* **Task details**: Restate the entries word for word, leaving nothing out.
━━━━━━━━━━━━━━━━━━━━━━━━━━━━━━
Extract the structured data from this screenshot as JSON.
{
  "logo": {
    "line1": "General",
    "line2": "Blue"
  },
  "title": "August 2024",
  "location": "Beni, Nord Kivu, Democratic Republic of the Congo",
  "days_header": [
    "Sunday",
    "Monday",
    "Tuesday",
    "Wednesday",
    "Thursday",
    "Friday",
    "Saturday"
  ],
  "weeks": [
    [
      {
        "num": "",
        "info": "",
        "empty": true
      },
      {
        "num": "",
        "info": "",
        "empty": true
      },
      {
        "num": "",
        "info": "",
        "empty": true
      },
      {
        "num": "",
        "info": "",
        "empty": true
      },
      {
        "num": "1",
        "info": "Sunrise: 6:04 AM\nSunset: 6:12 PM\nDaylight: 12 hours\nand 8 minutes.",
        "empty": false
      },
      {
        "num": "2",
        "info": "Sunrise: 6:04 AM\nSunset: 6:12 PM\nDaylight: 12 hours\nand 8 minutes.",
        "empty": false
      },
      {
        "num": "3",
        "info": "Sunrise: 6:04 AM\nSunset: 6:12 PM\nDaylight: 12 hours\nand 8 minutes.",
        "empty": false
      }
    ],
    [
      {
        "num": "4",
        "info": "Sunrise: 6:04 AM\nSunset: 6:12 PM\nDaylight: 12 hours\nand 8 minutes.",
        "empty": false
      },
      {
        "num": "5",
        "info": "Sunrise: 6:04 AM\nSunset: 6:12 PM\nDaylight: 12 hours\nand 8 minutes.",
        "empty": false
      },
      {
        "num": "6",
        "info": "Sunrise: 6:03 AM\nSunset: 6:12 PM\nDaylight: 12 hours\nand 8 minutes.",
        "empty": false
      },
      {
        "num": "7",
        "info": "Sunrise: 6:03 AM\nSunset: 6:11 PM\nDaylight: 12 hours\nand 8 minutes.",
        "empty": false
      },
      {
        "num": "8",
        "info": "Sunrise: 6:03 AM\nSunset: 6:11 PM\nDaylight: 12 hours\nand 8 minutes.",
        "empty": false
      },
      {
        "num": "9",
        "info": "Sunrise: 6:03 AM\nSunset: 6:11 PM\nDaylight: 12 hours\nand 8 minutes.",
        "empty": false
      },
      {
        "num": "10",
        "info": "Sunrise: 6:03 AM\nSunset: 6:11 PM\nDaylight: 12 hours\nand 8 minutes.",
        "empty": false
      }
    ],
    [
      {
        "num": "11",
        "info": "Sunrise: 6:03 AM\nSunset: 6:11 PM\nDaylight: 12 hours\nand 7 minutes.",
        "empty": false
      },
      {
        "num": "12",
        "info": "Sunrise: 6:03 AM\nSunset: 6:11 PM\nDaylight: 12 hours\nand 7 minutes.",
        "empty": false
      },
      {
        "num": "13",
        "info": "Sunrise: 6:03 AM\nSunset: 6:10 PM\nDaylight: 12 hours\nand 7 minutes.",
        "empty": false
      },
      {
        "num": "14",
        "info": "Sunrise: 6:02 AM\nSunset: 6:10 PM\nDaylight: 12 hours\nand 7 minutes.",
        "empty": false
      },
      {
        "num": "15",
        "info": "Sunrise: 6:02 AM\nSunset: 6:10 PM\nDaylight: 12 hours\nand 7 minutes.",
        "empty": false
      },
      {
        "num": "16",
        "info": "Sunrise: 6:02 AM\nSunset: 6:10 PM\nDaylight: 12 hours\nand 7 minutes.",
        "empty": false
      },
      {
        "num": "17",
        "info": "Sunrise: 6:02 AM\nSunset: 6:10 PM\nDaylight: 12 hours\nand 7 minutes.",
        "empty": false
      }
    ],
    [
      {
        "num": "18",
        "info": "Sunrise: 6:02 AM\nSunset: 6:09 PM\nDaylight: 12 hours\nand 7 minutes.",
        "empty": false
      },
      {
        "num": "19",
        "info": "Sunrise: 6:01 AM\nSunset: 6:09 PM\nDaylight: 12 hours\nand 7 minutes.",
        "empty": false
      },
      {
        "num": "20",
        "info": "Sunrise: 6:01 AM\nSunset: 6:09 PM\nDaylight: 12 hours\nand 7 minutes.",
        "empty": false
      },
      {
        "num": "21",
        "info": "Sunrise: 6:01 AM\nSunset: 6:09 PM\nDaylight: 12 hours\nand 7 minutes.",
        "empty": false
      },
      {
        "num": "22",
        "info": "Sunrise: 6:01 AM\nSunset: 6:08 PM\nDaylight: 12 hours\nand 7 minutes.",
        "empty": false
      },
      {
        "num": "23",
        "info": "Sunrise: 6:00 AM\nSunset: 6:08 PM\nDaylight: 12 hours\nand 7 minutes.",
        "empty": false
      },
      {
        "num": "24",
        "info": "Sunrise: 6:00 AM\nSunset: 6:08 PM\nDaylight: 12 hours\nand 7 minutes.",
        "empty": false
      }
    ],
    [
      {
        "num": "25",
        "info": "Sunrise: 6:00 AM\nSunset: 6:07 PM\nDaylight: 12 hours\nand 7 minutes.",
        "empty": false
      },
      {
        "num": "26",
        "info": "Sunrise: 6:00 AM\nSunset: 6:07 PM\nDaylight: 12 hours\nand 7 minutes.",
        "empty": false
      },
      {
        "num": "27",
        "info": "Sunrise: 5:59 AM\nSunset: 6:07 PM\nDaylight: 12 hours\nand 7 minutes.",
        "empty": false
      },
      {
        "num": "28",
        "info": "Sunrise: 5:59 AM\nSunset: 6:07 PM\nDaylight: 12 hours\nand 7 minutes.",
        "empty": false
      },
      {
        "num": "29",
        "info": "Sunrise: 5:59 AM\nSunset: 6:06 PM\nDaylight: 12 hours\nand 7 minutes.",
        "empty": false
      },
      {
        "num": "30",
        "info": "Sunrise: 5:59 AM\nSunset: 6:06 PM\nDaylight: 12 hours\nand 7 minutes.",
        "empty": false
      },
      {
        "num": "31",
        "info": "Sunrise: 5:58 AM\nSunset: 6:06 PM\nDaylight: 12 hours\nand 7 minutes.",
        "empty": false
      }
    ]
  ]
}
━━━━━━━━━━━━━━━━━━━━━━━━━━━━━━
* **Completed task**:
Extract the structured data from this screenshot as JSON.
{
  "logo": {
    "line1": "General",
    "line2": "Blue"
  },
  "title": "August 2024",
  "location": "Beni, Nord Kivu, Democratic Republic of the Congo",
  "days_header": [
    "Sunday",
    "Monday",
    "Tuesday",
    "Wednesday",
    "Thursday",
    "Friday",
    "Saturday"
  ],
  "weeks": [
    [
      {
        "num": "",
        "info": "",
        "empty": true
      },
      {
        "num": "",
        "info": "",
        "empty": true
      },
      {
        "num": "",
        "info": "",
        "empty": true
      },
      {
        "num": "",
        "info": "",
        "empty": true
      },
      {
        "num": "1",
        "info": "Sunrise: 6:04 AM\nSunset: 6:12 PM\nDaylight: 12 hours\nand 8 minutes.",
        "empty": false
      },
      {
        "num": "2",
        "info": "Sunrise: 6:04 AM\nSunset: 6:12 PM\nDaylight: 12 hours\nand 8 minutes.",
        "empty": false
      },
      {
        "num": "3",
        "info": "Sunrise: 6:04 AM\nSunset: 6:12 PM\nDaylight: 12 hours\nand 8 minutes.",
        "empty": false
      }
    ],
    [
      {
        "num": "4",
        "info": "Sunrise: 6:04 AM\nSunset: 6:12 PM\nDaylight: 12 hours\nand 8 minutes.",
        "empty": false
      },
      {
        "num": "5",
        "info": "Sunrise: 6:04 AM\nSunset: 6:12 PM\nDaylight: 12 hours\nand 8 minutes.",
        "empty": false
      },
      {
        "num": "6",
        "info": "Sunrise: 6:03 AM\nSunset: 6:12 PM\nDaylight: 12 hours\nand 8 minutes.",
        "empty": false
      },
      {
        "num": "7",
        "info": "Sunrise: 6:03 AM\nSunset: 6:11 PM\nDaylight: 12 hours\nand 8 minutes.",
        "empty": false
      },
      {
        "num": "8",
        "info": "Sunrise: 6:03 AM\nSunset: 6:11 PM\nDaylight: 12 hours\nand 8 minutes.",
        "empty": false
      },
      {
        "num": "9",
        "info": "Sunrise: 6:03 AM\nSunset: 6:11 PM\nDaylight: 12 hours\nand 8 minutes.",
        "empty": false
      },
      {
        "num": "10",
        "info": "Sunrise: 6:03 AM\nSunset: 6:11 PM\nDaylight: 12 hours\nand 8 minutes.",
        "empty": false
      }
    ],
    [
      {
        "num": "11",
        "info": "Sunrise: 6:03 AM\nSunset: 6:11 PM\nDaylight: 12 hours\nand 7 minutes.",
        "empty": false
      },
      {
        "num": "12",
        "info": "Sunrise: 6:03 AM\nSunset: 6:11 PM\nDaylight: 12 hours\nand 7 minutes.",
        "empty": false
      },
      {
        "num": "13",
        "info": "Sunrise: 6:03 AM\nSunset: 6:10 PM\nDaylight: 12 hours\nand 7 minutes.",
        "empty": false
      },
      {
        "num": "14",
        "info": "Sunrise: 6:02 AM\nSunset: 6:10 PM\nDaylight: 12 hours\nand 7 minutes.",
        "empty": false
      },
      {
        "num": "15",
        "info": "Sunrise: 6:02 AM\nSunset: 6:10 PM\nDaylight: 12 hours\nand 7 minutes.",
        "empty": false
      },
      {
        "num": "16",
        "info": "Sunrise: 6:02 AM\nSunset: 6:10 PM\nDaylight: 12 hours\nand 7 minutes.",
        "empty": false
      },
      {
        "num": "17",
        "info": "Sunrise: 6:02 AM\nSunset: 6:10 PM\nDaylight: 12 hours\nand 7 minutes.",
        "empty": false
      }
    ],
    [
      {
        "num": "18",
        "info": "Sunrise: 6:02 AM\nSunset: 6:09 PM\nDaylight: 12 hours\nand 7 minutes.",
        "empty": false
      },
      {
        "num": "19",
        "info": "Sunrise: 6:01 AM\nSunset: 6:09 PM\nDaylight: 12 hours\nand 7 minutes.",
        "empty": false
      },
      {
        "num": "20",
        "info": "Sunrise: 6:01 AM\nSunset: 6:09 PM\nDaylight: 12 hours\nand 7 minutes.",
        "empty": false
      },
      {
        "num": "21",
        "info": "Sunrise: 6:01 AM\nSunset: 6:09 PM\nDaylight: 12 hours\nand 7 minutes.",
        "empty": false
      },
      {
        "num": "22",
        "info": "Sunrise: 6:01 AM\nSunset: 6:08 PM\nDaylight: 12 hours\nand 7 minutes.",
        "empty": false
      },
      {
        "num": "23",
        "info": "Sunrise: 6:00 AM\nSunset: 6:08 PM\nDaylight: 12 hours\nand 7 minutes.",
        "empty": false
      },
      {
        "num": "24",
        "info": "Sunrise: 6:00 AM\nSunset: 6:08 PM\nDaylight: 12 hours\nand 7 minutes.",
        "empty": false
      }
    ],
    [
      {
        "num": "25",
        "info": "Sunrise: 6:00 AM\nSunset: 6:07 PM\nDaylight: 12 hours\nand 7 minutes.",
        "empty": false
      },
      {
        "num": "26",
        "info": "Sunrise: 6:00 AM\nSunset: 6:07 PM\nDaylight: 12 hours\nand 7 minutes.",
        "empty": false
      },
      {
        "num": "27",
        "info": "Sunrise: 5:59 AM\nSunset: 6:07 PM\nDaylight: 12 hours\nand 7 minutes.",
        "empty": false
      },
      {
        "num": "28",
        "info": "Sunrise: 5:59 AM\nSunset: 6:07 PM\nDaylight: 12 hours\nand 7 minutes.",
        "empty": false
      },
      {
        "num": "29",
        "info": "Sunrise: 5:59 AM\nSunset: 6:06 PM\nDaylight: 12 hours\nand 7 minutes.",
        "empty": false
      },
      {
        "num": "30",
        "info": "Sunrise: 5:59 AM\nSunset: 6:06 PM\nDaylight: 12 hours\nand 7 minutes.",
        "empty": false
      },
      {
        "num": "31",
        "info": "Sunrise: 5:58 AM\nSunset: 6:06 PM\nDaylight: 12 hours\nand 7 minutes.",
        "empty": false
      }
    ]
  ]
}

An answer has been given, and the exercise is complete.